--- Material supplied Enclosed Below ---

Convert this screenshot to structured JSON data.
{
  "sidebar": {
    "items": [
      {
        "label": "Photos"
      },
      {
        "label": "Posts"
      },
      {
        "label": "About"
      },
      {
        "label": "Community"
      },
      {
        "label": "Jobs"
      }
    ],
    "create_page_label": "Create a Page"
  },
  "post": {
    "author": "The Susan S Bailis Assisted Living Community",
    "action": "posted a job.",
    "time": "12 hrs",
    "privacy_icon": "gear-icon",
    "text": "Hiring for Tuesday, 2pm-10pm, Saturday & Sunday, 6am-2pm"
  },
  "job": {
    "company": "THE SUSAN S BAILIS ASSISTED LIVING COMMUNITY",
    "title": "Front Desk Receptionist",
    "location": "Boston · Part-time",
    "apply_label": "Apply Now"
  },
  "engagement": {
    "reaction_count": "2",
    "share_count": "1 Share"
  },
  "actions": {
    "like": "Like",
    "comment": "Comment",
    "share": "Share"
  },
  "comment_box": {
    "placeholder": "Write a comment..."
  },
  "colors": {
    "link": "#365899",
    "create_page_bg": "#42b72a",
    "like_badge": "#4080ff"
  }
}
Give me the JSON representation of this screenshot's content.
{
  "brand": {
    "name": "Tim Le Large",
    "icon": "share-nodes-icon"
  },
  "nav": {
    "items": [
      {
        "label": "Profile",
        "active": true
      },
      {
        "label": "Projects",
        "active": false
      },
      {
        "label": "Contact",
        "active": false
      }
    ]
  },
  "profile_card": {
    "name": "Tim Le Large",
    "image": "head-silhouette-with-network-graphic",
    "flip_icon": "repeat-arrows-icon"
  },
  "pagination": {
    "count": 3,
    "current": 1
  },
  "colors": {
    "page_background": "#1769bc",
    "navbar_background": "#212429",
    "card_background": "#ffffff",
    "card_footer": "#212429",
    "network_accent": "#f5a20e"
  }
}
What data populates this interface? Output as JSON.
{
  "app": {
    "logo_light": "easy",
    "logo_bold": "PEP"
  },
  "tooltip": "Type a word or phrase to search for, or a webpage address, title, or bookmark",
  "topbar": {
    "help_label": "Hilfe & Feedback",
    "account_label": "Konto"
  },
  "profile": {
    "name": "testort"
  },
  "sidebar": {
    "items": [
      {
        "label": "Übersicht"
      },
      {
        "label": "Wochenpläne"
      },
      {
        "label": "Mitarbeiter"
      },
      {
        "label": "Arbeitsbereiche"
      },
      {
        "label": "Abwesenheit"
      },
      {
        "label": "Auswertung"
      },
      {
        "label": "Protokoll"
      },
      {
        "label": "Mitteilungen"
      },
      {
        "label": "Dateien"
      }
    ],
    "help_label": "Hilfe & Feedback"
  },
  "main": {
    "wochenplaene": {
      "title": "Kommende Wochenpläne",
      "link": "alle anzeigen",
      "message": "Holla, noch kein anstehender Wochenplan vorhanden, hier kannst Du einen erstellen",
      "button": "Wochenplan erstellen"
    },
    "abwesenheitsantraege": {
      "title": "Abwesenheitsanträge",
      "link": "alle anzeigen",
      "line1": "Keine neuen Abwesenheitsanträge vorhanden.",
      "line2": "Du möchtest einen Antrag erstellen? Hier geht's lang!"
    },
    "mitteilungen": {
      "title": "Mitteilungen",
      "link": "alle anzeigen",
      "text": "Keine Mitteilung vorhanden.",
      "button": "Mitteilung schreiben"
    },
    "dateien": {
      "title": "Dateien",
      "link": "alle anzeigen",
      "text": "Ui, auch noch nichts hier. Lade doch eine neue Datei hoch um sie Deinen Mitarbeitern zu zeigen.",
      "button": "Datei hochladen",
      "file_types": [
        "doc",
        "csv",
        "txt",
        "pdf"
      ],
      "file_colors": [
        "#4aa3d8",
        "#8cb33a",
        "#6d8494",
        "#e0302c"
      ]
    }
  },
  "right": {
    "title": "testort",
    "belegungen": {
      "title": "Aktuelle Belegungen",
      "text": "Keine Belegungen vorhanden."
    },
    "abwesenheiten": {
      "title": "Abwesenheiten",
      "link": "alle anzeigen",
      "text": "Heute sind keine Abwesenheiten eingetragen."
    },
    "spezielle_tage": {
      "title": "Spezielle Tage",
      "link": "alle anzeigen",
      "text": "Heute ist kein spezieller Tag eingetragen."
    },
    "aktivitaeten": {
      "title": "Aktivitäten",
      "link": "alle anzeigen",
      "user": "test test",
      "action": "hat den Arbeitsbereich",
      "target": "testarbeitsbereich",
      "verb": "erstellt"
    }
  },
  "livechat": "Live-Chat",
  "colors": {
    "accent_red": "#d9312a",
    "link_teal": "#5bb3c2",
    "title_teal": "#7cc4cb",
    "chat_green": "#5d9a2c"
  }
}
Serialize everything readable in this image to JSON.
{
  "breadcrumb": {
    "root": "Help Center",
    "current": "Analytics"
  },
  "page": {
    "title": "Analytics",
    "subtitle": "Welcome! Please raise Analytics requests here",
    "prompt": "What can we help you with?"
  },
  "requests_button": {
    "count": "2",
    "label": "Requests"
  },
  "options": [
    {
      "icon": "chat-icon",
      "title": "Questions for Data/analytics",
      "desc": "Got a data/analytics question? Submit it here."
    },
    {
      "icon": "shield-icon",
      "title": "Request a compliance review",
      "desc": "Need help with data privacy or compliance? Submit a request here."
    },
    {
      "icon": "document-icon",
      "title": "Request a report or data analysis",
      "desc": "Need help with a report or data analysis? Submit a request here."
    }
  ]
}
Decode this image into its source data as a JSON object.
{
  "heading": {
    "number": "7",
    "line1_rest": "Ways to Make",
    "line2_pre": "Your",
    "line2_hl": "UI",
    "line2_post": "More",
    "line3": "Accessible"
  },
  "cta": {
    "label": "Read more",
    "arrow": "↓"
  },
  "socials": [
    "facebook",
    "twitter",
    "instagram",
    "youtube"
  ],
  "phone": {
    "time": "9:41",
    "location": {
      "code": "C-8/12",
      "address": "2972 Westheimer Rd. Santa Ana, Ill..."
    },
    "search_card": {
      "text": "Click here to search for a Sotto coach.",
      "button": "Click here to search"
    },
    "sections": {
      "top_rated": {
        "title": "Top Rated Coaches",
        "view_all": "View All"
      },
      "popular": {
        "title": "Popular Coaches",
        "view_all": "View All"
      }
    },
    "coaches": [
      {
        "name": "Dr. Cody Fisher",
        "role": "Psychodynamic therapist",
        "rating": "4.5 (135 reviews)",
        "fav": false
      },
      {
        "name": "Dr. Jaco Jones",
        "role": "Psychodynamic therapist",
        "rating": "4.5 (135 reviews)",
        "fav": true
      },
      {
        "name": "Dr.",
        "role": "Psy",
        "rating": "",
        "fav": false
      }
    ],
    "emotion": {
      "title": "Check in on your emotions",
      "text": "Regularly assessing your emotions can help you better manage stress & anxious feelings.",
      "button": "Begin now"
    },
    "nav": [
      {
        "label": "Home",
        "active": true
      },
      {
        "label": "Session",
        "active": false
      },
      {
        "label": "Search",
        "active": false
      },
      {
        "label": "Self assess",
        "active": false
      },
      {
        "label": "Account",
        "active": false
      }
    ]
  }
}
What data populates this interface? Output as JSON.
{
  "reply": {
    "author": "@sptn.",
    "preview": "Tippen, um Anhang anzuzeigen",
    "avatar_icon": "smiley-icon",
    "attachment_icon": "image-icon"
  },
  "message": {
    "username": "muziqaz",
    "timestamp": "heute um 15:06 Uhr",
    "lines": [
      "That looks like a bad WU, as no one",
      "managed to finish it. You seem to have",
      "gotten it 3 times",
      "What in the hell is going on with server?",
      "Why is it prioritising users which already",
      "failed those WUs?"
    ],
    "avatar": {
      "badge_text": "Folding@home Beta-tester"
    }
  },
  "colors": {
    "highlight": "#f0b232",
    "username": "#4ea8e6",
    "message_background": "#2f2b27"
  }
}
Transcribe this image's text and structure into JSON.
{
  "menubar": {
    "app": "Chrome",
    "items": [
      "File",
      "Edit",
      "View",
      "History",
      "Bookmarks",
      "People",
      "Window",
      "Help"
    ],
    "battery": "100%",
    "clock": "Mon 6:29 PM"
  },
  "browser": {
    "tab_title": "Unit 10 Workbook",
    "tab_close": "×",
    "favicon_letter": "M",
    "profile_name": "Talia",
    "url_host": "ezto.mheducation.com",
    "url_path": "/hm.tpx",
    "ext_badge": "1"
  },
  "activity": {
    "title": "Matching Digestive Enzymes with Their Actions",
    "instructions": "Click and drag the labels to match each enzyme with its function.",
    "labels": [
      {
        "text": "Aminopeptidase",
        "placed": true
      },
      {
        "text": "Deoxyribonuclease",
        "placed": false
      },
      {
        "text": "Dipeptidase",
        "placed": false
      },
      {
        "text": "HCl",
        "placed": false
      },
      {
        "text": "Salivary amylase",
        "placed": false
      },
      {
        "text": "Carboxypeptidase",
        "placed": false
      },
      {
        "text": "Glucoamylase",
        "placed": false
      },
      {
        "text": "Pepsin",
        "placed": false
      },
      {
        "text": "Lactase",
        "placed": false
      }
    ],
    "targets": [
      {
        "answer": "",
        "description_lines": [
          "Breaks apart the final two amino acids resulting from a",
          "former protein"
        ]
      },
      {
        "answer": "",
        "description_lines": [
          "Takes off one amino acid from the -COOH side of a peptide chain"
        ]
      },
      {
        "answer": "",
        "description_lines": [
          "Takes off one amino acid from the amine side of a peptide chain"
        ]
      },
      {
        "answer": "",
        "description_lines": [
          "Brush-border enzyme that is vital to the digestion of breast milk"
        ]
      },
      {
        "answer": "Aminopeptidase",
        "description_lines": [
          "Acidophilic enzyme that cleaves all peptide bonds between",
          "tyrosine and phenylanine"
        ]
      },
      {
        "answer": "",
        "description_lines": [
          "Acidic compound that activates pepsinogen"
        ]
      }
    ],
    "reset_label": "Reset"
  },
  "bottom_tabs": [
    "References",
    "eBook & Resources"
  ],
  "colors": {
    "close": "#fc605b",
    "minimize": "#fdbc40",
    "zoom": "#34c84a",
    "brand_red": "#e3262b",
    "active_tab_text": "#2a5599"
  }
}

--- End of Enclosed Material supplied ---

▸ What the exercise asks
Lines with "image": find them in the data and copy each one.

▸ Task output
    "image": "head-silhouette-with-network-graphic",
Serialize everything readable in this image to JSON.
Decode this image into its source data as a JSON object.
    "attachment_icon": "image-icon"
Transcribe this image's text and structure into JSON.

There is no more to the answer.